First it refused my perfectly good password and tried to get me to log in to the Hotshots! account.
Then, instead of saving this post as a draft, it posted the picture above with the title Private so only I had access. A check of my privacy settings showed no change–To write was still (supposedly) visible to the public. Unclicking and reclicking the same box then published William for all the world to see.
I presume he’s still there. I’m typing as fast as I can.
William has developed an intense interest in the piano. He jumps on it when he wants me to turn off the laptop and go to bed.
I’ve been operating all these years on the assumption that cats do as they please when they please. I thought a sleepy cat could just curled up any old place and lose consciousness.
When he decides it’s bedtime, usually around 1:00 a.m., he wants everyone to close up shop. To get my attention, he jumps on the piano.

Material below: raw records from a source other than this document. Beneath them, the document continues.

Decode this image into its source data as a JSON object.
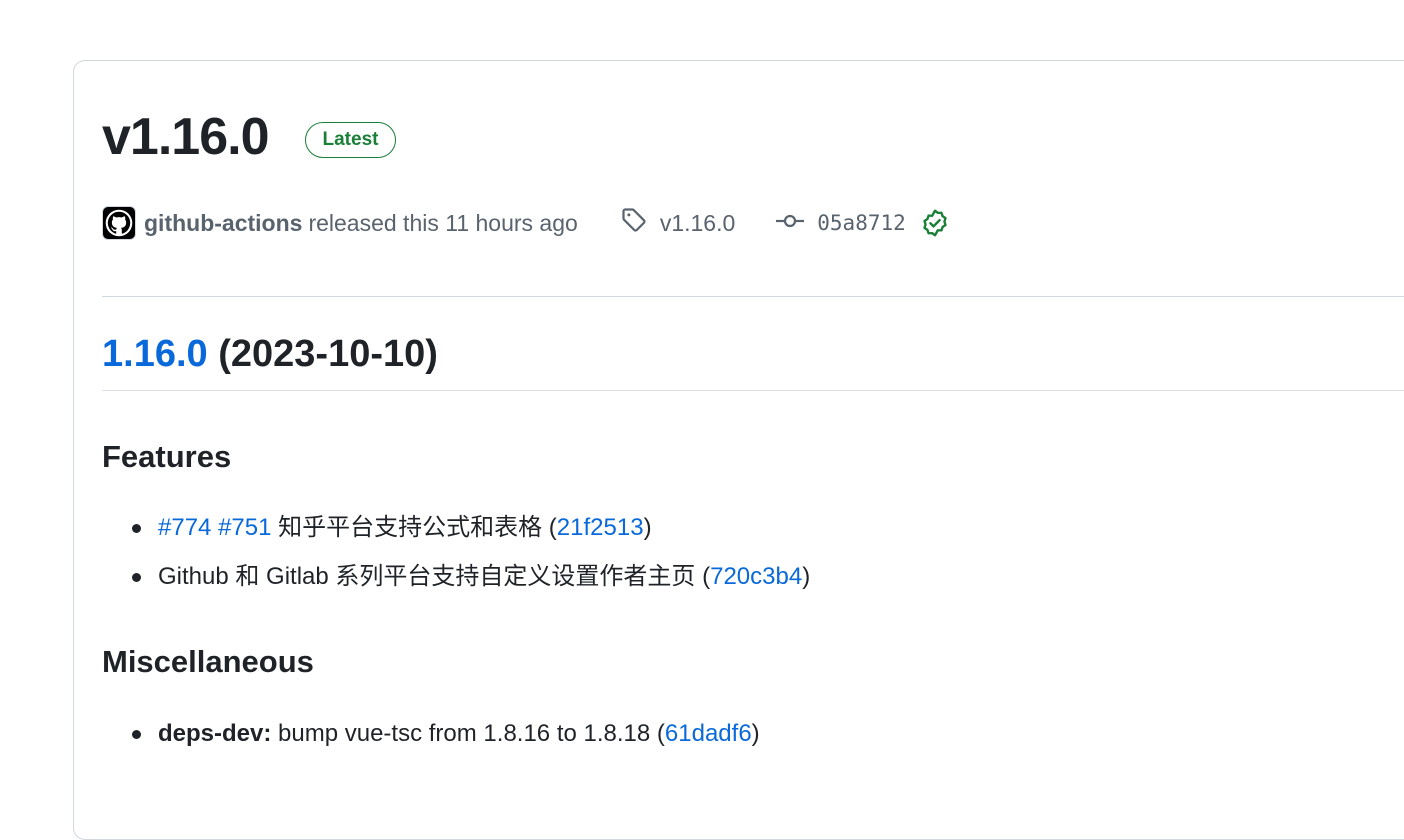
{
  "release": {
    "title": "v1.16.0",
    "badge": "Latest",
    "author": "github-actions",
    "released_text": "released this 11 hours ago",
    "tag": "v1.16.0",
    "commit": "05a8712"
  },
  "body": {
    "version_link": "1.16.0",
    "version_date": "(2023-10-10)",
    "features": {
      "heading": "Features",
      "items": [
        {
          "refs": [
            "#774",
            "#751"
          ],
          "text": "知乎平台支持公式和表格",
          "paren_open": "(",
          "commit": "21f2513",
          "paren_close": ")"
        },
        {
          "text": "Github 和 Gitlab 系列平台支持自定义设置作者主页",
          "paren_open": "(",
          "commit": "720c3b4",
          "paren_close": ")"
        }
      ]
    },
    "misc": {
      "heading": "Miscellaneous",
      "items": [
        {
          "scope": "deps-dev:",
          "text": "bump vue-tsc from 1.8.16 to 1.8.18",
          "paren_open": "(",
          "commit": "61dadf6",
          "paren_close": ")"
        }
      ]
    }
  },
  "icons": {
    "avatar": "github-mark-icon",
    "tag": "tag-icon",
    "commit": "git-commit-icon",
    "verified": "verified-check-icon"
  },
  "colors": {
    "link": "#0969da",
    "badge_green": "#1a7f37",
    "muted": "#59636e",
    "border": "#d0d7de"
  }
}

At first I tried to discourage this. He tended to stray from the piano to the sideboard. There are things on the sideboard I’d like to see stay there. Intact.
One night he jumped from the piano to the top of the china cabinet. There are a few breakable objects up there, too.
I admit William is graceful. That surprises me. As a kitten he was so tubby he couldn’t leap and climb as (other) kittens do. When he tried to pull himself onto a higher shelf of the kitty pagoda, his little body would just dangle there, bottom-heavy, until he let go and fell or was discovered and rescued. Instead of jumping onto the bed, he walked up the stairs we’d put there for Chloe.
The difference was that Chloe was sixteen when she stopped jumping. William was six months.
The adult William is enormous, but his paws are delicate and tapered, beautiful, but small compared to the rest of him.
And yet, he’s agile and light of foot. Earrings, cough drops, rubber bands, ballpoint pens–these things and more have found their way from high places to low, and in perfect silence.
If I hadn’t made an uncharacteristic decision to sweep under the refrigerator, the flash drive would still be lost.
There’s a reason they call them cat burglars.
Last night, or rather early this morning, a weary William had already traversed the mantel, the case of David’s collectibles, the dining table (I wash it often), and who knows what else before resorting to the piano. I was tired of popping up every five minutes to drag him off wherever he was, so I decided if you can’t lick ’em, join ’em and just kept typing. Glancing over my shoulder to make sure he didn’t have designs on the china cabinet, I saw the display that begins this post.
It was like the time my three-year-old cousin Chip sidled into the kitchen, hands behind his back, face and overalls covered in grease, and told the flock of gawking women he’d been “fixing the lawnmower.”
Just so darned cute all you can do is get the camera.
So I got the camera.
Then I took the hint.
He was tired.
I turned off the laptop and went to bed.